The rise of Omicron adds inflation uncertainty, according to the Federal Reserve’s chair.
According to Jerome Powell, rising Covid rates, along with the new type, represent additional threats to the US economy.
Mr Powell has previously referred to recent high inflation rates as “transitory,” a phrase he says should now be “retired.”
He also believes the Fed should consider reducing its bond-buying stimulus sooner rather than later.
During the pandemic, the Federal Reserve was commended for its asset-purchasing program, which helped to stave off recession. It started withdrawing that assistance this month, the first step toward raising borrowing costs, which is the traditional policy tactic for taming inflation.
However, there is a disagreement as to whether the support should be removed more quickly.
Some economists think that faster tapering and a speedier transition to higher interest rates are required to combat price increases that are at their quickest in 30 years.

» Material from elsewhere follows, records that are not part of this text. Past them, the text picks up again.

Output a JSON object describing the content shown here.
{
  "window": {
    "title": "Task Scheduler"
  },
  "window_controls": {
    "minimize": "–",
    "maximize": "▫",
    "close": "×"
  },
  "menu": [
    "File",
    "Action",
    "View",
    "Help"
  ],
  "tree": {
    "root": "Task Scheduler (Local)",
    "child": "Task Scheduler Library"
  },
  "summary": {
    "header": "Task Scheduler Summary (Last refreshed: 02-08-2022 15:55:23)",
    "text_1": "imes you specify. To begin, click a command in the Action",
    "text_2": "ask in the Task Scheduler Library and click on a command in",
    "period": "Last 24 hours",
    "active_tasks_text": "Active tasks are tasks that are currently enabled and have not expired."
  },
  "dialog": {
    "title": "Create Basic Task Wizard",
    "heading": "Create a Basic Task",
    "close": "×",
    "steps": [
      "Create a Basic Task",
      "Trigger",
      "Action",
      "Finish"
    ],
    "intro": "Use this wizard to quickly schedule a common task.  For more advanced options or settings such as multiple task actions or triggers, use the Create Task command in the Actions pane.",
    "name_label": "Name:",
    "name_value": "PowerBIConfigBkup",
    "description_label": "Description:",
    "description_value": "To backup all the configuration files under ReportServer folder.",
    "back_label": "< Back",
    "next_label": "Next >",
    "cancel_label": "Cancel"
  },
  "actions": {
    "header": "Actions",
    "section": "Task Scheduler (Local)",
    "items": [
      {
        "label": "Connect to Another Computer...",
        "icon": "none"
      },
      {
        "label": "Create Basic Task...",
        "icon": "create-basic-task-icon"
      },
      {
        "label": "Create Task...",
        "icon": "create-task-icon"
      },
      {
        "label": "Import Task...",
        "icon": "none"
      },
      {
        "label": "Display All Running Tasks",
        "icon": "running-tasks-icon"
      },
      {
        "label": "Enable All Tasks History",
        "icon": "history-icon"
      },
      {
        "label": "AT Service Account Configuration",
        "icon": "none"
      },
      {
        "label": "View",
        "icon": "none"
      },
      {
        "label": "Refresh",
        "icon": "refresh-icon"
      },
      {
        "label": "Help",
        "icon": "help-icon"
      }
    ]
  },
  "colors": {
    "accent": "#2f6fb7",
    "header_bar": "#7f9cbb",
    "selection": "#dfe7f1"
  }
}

Higher costs, according to Mr Powell, are the outcome of pandemic disruption, including supply chain disruption and changes in consumer demand. As the virus subsided, he expected that inflation would disappear.
The rise of Omicron, on the other hand, has shook global markets, increasing the possibility of increased limitations on travel, social, and economic activities.
Mr Powell told the Senate Banking Committee that “the recent surge in Covid-19 cases and the introduction of the Omicron variation offer adverse risks to employment and economic activity, as well as increasing inflation uncertainty.”
“More fear of the virus might diminish people’s desire to work in person, slowing labor market improvement and exacerbating supply-chain problems,” he noted.
“It is perhaps a good time to retire that phrase, and clarify more clearly what we mean,” Mr Powell said when asked if inflation could still be classified as transitory.
He believes strong inflation will continue until the middle of next year, thus the central bank would “likely” propose speeding up the reduction of its asset-buying program.
The words were seen by the markets as a shift in tone from the Federal Reserve chair, implying a move toward tighter monetary policy.
BMO Capital Markets’ Ian Lyngen stated, “We’ve always held that the Fed is the final owner of the ‘transitory’ characterization, and the chair’s willingness to move beyond that is a highly hawkish step.”